The answer must be a single number: how many lines of the entries below include "JSON".

Data records:
- - - - -

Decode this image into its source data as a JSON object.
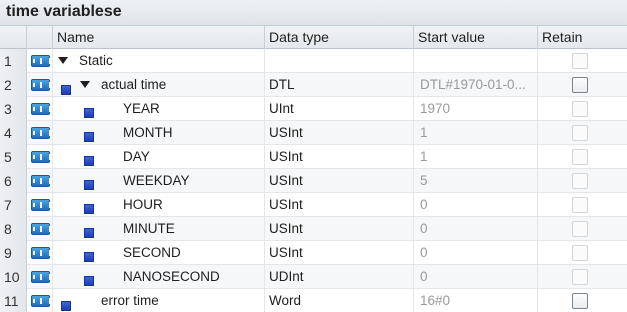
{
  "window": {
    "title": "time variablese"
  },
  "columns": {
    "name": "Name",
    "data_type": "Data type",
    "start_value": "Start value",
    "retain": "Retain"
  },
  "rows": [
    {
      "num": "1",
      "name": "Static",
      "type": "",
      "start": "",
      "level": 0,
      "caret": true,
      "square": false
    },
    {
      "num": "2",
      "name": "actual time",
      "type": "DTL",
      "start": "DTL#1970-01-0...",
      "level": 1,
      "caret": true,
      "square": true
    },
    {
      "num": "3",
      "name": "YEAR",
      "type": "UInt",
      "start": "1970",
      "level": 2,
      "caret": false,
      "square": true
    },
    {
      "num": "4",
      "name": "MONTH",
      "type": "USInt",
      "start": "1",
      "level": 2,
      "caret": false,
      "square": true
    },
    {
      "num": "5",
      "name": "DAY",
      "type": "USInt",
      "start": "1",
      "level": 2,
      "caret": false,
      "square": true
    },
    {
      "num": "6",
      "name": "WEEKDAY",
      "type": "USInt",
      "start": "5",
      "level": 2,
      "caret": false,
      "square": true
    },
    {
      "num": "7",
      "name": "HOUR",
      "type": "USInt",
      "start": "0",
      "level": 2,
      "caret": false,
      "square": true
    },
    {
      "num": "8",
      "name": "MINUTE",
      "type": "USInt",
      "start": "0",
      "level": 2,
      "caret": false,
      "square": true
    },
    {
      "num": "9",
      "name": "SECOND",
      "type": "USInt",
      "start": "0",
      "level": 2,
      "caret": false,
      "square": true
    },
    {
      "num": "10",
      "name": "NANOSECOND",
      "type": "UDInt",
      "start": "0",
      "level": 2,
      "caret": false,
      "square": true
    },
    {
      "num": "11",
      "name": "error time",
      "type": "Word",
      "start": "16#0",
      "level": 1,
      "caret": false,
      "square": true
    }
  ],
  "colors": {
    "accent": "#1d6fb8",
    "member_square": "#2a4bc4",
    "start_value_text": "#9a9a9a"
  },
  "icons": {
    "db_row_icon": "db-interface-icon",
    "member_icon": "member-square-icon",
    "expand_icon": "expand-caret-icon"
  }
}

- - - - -

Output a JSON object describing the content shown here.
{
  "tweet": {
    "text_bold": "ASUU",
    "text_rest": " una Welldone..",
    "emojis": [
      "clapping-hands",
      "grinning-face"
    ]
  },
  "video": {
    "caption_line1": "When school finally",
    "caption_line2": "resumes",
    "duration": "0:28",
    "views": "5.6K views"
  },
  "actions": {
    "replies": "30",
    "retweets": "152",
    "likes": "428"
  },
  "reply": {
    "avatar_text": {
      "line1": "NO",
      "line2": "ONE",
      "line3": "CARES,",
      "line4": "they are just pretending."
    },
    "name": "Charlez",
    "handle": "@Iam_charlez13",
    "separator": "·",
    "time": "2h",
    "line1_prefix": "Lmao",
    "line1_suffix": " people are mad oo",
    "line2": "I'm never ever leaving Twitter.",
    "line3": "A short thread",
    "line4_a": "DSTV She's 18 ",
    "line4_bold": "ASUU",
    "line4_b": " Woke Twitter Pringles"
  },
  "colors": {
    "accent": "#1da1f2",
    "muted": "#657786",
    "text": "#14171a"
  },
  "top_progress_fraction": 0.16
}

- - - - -

(Written reply) 2